What to do — In the data that follows, count every line holding the string "image" and give the count alone.

Data provided —
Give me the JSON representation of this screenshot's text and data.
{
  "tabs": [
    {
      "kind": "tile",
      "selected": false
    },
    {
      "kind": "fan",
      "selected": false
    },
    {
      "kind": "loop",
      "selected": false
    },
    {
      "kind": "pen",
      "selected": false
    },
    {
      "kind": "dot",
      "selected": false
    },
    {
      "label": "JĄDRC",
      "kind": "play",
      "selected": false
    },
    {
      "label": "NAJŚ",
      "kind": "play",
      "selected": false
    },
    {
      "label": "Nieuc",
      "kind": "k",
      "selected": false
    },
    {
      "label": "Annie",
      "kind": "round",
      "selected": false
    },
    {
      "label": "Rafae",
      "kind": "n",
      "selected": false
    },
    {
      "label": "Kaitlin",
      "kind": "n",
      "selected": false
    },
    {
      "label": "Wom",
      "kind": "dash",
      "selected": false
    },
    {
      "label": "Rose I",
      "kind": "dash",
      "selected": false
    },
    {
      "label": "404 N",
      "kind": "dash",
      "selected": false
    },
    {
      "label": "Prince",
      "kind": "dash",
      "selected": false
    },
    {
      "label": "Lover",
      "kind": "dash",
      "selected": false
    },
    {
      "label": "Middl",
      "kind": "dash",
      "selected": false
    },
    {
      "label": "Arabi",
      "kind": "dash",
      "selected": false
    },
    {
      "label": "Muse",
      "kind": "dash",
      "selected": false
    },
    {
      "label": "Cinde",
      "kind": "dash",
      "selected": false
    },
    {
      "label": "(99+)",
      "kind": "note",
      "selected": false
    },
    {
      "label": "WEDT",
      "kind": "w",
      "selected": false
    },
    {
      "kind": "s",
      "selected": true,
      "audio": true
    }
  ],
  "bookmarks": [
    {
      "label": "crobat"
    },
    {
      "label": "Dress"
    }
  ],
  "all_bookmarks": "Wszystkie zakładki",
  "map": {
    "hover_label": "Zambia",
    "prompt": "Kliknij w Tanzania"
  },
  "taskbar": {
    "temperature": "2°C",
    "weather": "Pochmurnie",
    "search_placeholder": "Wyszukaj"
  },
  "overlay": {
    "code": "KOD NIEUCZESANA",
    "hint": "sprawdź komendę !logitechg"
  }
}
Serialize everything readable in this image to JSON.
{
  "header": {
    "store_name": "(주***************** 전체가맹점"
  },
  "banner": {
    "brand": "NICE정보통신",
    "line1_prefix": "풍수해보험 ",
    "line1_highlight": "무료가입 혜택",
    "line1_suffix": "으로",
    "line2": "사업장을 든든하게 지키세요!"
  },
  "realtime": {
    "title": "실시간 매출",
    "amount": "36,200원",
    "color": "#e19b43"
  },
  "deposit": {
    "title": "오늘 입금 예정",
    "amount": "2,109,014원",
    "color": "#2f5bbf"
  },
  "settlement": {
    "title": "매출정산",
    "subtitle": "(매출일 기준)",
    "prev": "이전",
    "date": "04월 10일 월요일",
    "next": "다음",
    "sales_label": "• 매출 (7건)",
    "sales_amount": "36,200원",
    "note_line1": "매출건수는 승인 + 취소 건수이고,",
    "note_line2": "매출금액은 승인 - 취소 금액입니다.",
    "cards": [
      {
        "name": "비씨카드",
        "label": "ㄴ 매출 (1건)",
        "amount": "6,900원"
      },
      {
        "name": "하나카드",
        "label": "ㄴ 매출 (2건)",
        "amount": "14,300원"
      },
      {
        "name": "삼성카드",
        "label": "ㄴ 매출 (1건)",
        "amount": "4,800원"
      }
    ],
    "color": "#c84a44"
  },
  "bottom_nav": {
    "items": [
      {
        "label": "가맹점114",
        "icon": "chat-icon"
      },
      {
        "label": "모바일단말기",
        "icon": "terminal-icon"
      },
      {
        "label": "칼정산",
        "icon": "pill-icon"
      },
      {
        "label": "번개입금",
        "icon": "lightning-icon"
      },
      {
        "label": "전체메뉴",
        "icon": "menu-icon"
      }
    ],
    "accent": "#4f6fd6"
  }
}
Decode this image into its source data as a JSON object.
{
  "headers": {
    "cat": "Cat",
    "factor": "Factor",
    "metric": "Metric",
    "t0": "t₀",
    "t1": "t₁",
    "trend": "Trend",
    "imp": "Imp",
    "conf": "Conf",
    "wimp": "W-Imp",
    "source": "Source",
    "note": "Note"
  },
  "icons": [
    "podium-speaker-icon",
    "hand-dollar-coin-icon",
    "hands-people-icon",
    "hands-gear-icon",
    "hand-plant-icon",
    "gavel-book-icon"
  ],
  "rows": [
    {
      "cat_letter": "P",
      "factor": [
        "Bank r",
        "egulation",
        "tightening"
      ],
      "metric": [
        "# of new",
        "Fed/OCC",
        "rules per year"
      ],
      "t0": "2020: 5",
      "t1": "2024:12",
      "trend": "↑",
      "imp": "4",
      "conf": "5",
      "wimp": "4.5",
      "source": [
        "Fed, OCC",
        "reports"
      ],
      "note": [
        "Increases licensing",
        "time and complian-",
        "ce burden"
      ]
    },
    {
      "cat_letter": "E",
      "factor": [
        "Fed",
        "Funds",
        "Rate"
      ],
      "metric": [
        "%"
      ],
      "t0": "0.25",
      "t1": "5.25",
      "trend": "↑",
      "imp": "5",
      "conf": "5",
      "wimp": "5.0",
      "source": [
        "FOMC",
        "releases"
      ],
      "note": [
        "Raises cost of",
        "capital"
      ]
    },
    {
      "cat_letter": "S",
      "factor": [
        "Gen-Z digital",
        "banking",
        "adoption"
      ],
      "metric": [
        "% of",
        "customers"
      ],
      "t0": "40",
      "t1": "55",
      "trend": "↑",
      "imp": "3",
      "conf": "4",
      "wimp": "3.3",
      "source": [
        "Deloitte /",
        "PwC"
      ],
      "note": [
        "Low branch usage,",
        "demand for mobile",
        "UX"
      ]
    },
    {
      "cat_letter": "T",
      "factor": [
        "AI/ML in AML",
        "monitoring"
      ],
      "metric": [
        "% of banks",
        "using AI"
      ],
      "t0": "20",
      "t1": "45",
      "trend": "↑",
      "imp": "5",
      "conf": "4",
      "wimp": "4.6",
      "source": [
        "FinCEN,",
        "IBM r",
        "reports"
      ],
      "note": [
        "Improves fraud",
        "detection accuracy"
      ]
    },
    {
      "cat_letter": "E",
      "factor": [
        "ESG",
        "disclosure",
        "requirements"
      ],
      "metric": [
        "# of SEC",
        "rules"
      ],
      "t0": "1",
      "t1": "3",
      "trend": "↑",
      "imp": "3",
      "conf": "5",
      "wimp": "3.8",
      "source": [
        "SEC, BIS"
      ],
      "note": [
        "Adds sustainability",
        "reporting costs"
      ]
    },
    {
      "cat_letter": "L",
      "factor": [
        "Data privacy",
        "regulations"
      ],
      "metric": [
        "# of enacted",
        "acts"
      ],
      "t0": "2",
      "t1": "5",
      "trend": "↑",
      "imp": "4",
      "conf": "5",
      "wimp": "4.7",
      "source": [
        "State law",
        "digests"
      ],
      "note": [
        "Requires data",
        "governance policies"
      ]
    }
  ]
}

Output for this task — 2